Remi the beagle never saw daylight in the first year of her life. She was raised inside a cage at a cancer research program in Seattle.
When Lynn Jefferson rescued Remi, she was afraid she had to rehome the shy beagle.
“When we brought Remi home, she never faced daylight. She never touched the grass. She didn’t even know what the outdoors were like. All she knew was the basement of the hospital where they did all the testing,” said Jefferson.
Two years ago, Jefferson, a designer for the Progressive Animal Welfare Society (PAWS) had been offered the chance to adopt this beagle by a friend who happened to know someone involved in this one-year study with the dogs.
Due to their docile nature, beagles are often subjects of medical research and experimentation. Once the laboratory tests are completed, many of these beagles are euthanized, according to animal welfare groups. Some, like Remi, are made ready for adoption and have the chance to find a permanent home.
Since 2014, six states including Minnesota, Connecticut, Nevada, California, Illinois, and New York enacted the “Beagle Freedom” laws, which require labs to make animals used in research available for healthy adoptions after studies. Indiana, Iowa, Massachusetts, Rhode Island, and New Jersey are currently proposing similar bills.
At 1-and-a-half years old, Remi was just then starting to learn how to be a dog.
She struggled to bond and grow comfortable with her new owners, especially Timothy Jefferson, Lynn’s husband.
“She’d been struggling with a lot of anxiety issues. She has some behavioral issues where she was afraid of my husband. For 2 years we’ve been trying really hard to get her comfortable. At that point, we were afraid we would have to rehome her,” said Jefferson.
After speaking to behavioral specialists and experts, Jefferson was advised to introduce Remi to a new dog. Resistant to rehome Remi, Jefferson decided to rescue Tucker, a mixed breed from Puerto Rico.

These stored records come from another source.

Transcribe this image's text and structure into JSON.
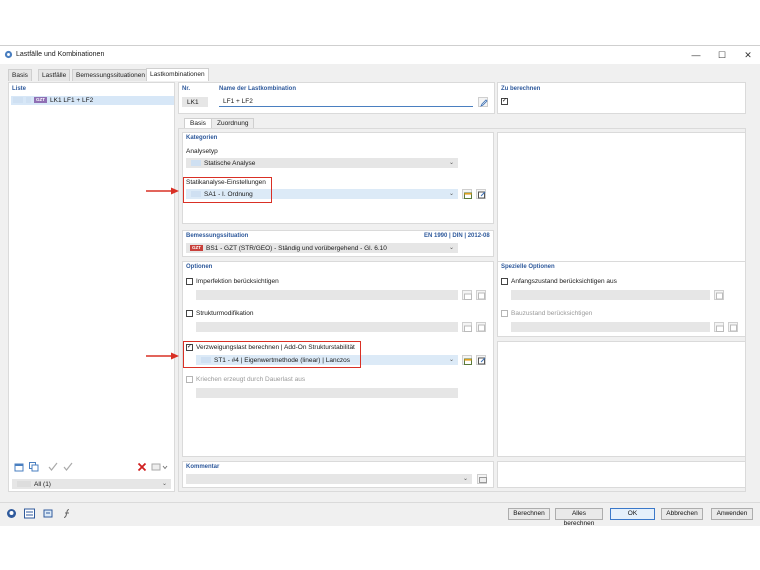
{
  "window": {
    "title": "Lastfälle und Kombinationen",
    "minimize": "—",
    "maximize": "☐",
    "close": "✕"
  },
  "tabs": [
    {
      "label": "Basis"
    },
    {
      "label": "Lastfälle"
    },
    {
      "label": "Bemessungssituationen"
    },
    {
      "label": "Lastkombinationen",
      "active": true
    }
  ],
  "list": {
    "header": "Liste",
    "items": [
      {
        "badge": "GZT",
        "code": "LK1",
        "name": "LF1 + LF2"
      }
    ],
    "filter": "All (1)"
  },
  "header": {
    "nr_label": "Nr.",
    "nr_value": "LK1",
    "name_label": "Name der Lastkombination",
    "name_value": "LF1 + LF2",
    "calc_label": "Zu berechnen",
    "calc_checked": true
  },
  "subtabs": [
    {
      "label": "Basis",
      "active": true
    },
    {
      "label": "Zuordnung"
    }
  ],
  "kategorien": {
    "header": "Kategorien",
    "analysetyp_label": "Analysetyp",
    "analysetyp_value": "Statische Analyse",
    "statik_label": "Statikanalyse-Einstellungen",
    "statik_value": "SA1 - I. Ordnung"
  },
  "bemessung": {
    "header": "Bemessungssituation",
    "norm": "EN 1990 | DIN | 2012-08",
    "badge": "GZT",
    "value": "BS1 - GZT (STR/GEO) - Ständig und vorübergehend - Gl. 6.10"
  },
  "optionen": {
    "header": "Optionen",
    "imperfektion": "Imperfektion berücksichtigen",
    "struktur": "Strukturmodifikation",
    "verzweigung": "Verzweigungslast berechnen | Add-On Strukturstabilität",
    "verzweigung_value": "ST1 - #4 | Eigenwertmethode (linear) | Lanczos",
    "kriechen": "Kriechen erzeugt durch Dauerlast aus"
  },
  "spezielle": {
    "header": "Spezielle Optionen",
    "anfang": "Anfangszustand berücksichtigen aus",
    "bauzustand": "Bauzustand berücksichtigen"
  },
  "kommentar": {
    "header": "Kommentar"
  },
  "buttons": {
    "berechnen": "Berechnen",
    "alles": "Alles berechnen",
    "ok": "OK",
    "abbrechen": "Abbrechen",
    "anwenden": "Anwenden"
  },
  "colors": {
    "accent": "#2f5a9c",
    "highlight_box": "#d93025",
    "gzt_badge": "#c9403b",
    "selection": "#d7e7f7"
  }
}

Unlike Remi, Tucker quickly bonded with Lynn and her husband. Goofy and full-of-life, Jefferson amusingly catches Tucker doing odd tricks, such as putting a random shoe in the middle of the living room every morning.

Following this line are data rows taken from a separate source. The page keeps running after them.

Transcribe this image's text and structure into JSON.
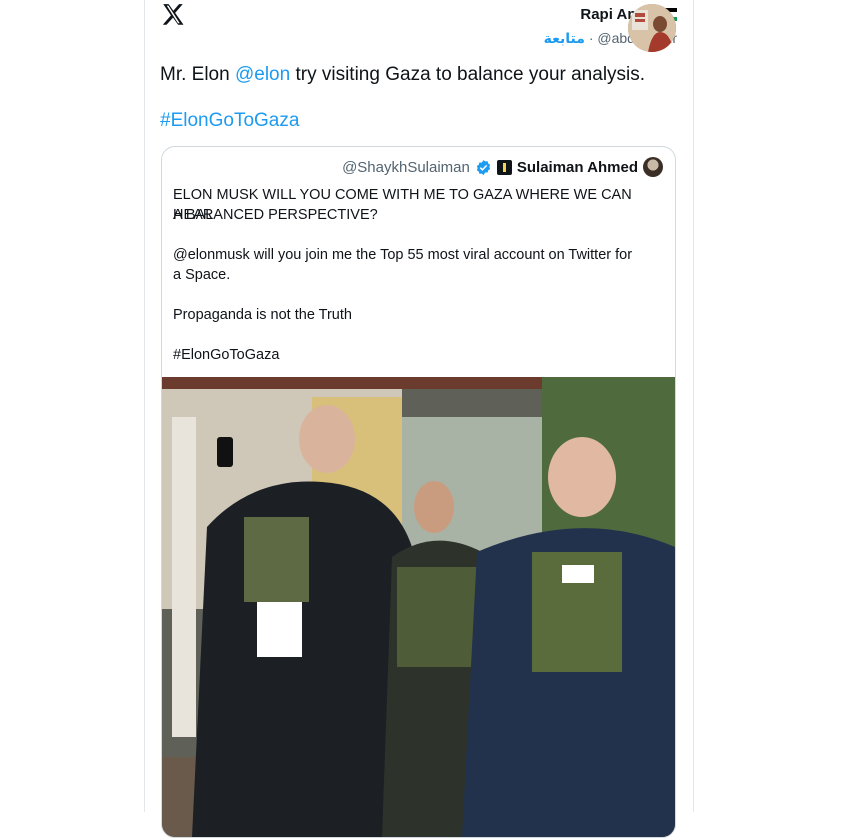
{
  "post": {
    "author_name": "Rapi Amat",
    "author_handle": "@abdul_hair",
    "separator": "·",
    "follow_label": "متابعة",
    "text_before": "Mr. Elon ",
    "mention": "@elon",
    "text_after": " try visiting Gaza to balance your analysis.",
    "hashtag": "#ElonGoToGaza"
  },
  "quoted": {
    "handle": "@ShaykhSulaiman",
    "name": "Sulaiman Ahmed",
    "lines": [
      "ELON MUSK WILL YOU COME WITH ME TO GAZA WHERE WE CAN HEAR",
      "A BALANCED PERSPECTIVE?",
      "@elonmusk will you join me the Top 55 most viral account on Twitter for",
      "a Space.",
      "Propaganda is not the Truth",
      "#ElonGoToGaza"
    ]
  },
  "colors": {
    "accent": "#1d9bf0",
    "text": "#0f1419",
    "muted": "#536471",
    "border": "#cfd9de"
  },
  "icons": [
    "x-logo-icon",
    "palestine-flag-icon",
    "verified-badge-icon",
    "affiliate-badge-icon"
  ]
}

After meeting Tucker, Remi dramatically changed.
Tucker and Remi quickly became friends. She also became more active, and more comfortable with her owners, including Timothy, who Remi used to be afraid of.
Jefferson credits Tucker for saving Remi from being rehomed.

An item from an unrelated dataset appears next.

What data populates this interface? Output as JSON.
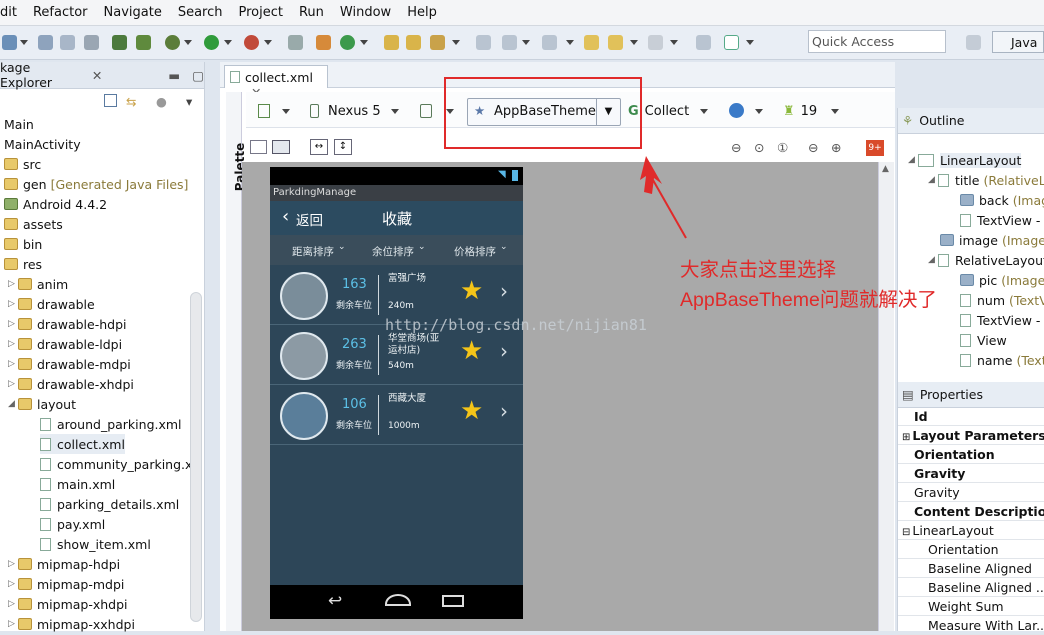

“I think it’s because Remi saw how quickly Tucker bonded with us that she decided to grow more comfortable around us,” Jefferson said. “She saw that Tucker instantly trusted us, which gave her reassurance that she can trust us too.”
Jefferson said Remi learns from Tucker—since then, she’s learned to rough-house, play catch, and cuddle.
Now, Remi can be seen seen running at Jefferson’s backyard chasing Tucker and eating treats off Timothy’s hands.